Great pointers for leaders at every level here!

letsgrowleaders   |   04 April 2014   |   Reply

Alli, GREAT one. Yeah, if you have to keep reminding us how experienced you are, I begin to question how secure you are in what you know.

David Jackman   |   03 April 2014   |   Reply

“We should’ve anticipated this”. How is saying that helpful to solving the current dilemma, whatever it may be? If there truly were indicators and signs that were missed, discuss it after the problem is solved so that it isn’t repeated in the future. Said in the moment, all this does is drag down morale.

letsgrowleaders   |   04 April 2014   |   Reply

David, yes! Oh, I’ve heard that many times. You are right, that doesn’t really help move the ball forward. Great to have you joining the conversation.

Terri Klass   |   03 April 2014   |   Reply

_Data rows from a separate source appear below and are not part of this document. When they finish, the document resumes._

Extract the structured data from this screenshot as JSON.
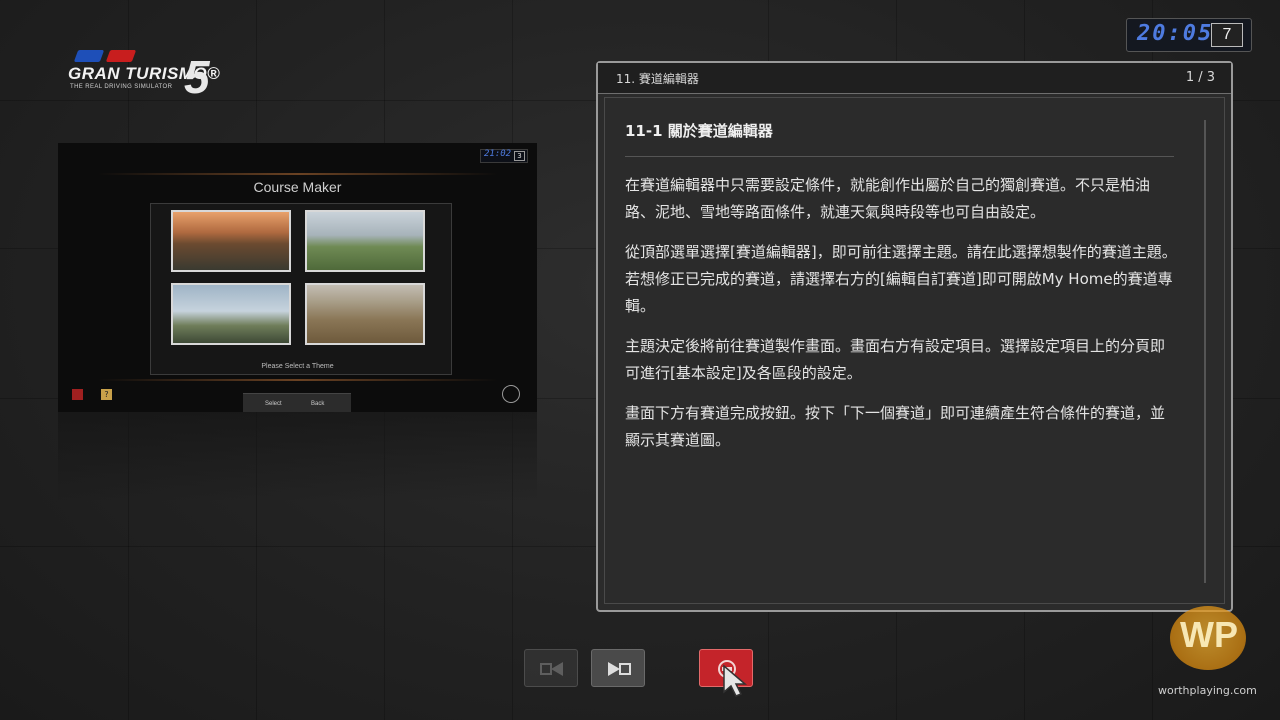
{
  "logo": {
    "brand": "GRAN TURISMO®",
    "subtitle": "THE REAL DRIVING SIMULATOR",
    "number": "5"
  },
  "clock": {
    "time": "20:05",
    "day": "7"
  },
  "preview": {
    "clock_time": "21:02",
    "clock_day": "3",
    "title": "Course Maker",
    "select_prompt": "Please Select a Theme",
    "help_icon": "?",
    "bottom_select": "Select",
    "bottom_back": "Back"
  },
  "panel": {
    "section_title": "11. 賽道編輯器",
    "page": "1 / 3",
    "heading": "11-1 關於賽道編輯器",
    "paragraphs": [
      "在賽道編輯器中只需要設定條件，就能創作出屬於自己的獨創賽道。不只是柏油路、泥地、雪地等路面條件，就連天氣與時段等也可自由設定。",
      "從頂部選單選擇[賽道編輯器]，即可前往選擇主題。請在此選擇想製作的賽道主題。若想修正已完成的賽道，請選擇右方的[編輯自訂賽道]即可開啟My Home的賽道專輯。",
      "主題決定後將前往賽道製作畫面。畫面右方有設定項目。選擇設定項目上的分頁即可進行[基本設定]及各區段的設定。",
      "畫面下方有賽道完成按鈕。按下「下一個賽道」即可連續產生符合條件的賽道，並顯示其賽道圖。"
    ]
  },
  "buttons": {
    "prev_icon": "prev-page-icon",
    "next_icon": "next-page-icon",
    "close_icon": "close-circle-icon"
  },
  "watermark": {
    "letters": "WP",
    "text": "worthplaying.com"
  },
  "colors": {
    "accent_blue": "#4e7be0",
    "close_red": "#c4242a",
    "panel_bg": "#2b2b2b"
  }
}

I just can hear leaders barking out these insane statements especially when it comes to change and they keep repeating: “We tried this before and it didn’t work.”

We all need to be aware of what we say and what we sound like. These statements can be such de-motivators.

Thanks Karin!

letsgrowleaders   |   04 April 2014   |   Reply

Terri, Thanks so much. Agreed. Leaders must also consider the motivational impact of their words.

Rufus Lee King   |   04 April 2014   |   Reply

I agree Terri, I try to remind my bosses that “we tried this before and it didn’t work”. I feel like a slave sometimes and it ain’t fair! They don’t even call me by my real name, my nickname in the office is “Toby”.

Marc Bridgham   |   04 April 2014   |   Reply

“They oughta wanna”

“If we just explain it better they’l”

“Employees don’t care about the business…they just want to collect their paycheck”

“I tried”

Marc Bridgham   |   04 April 2014   |   Reply

If we just explain it better, they’ll see we’re right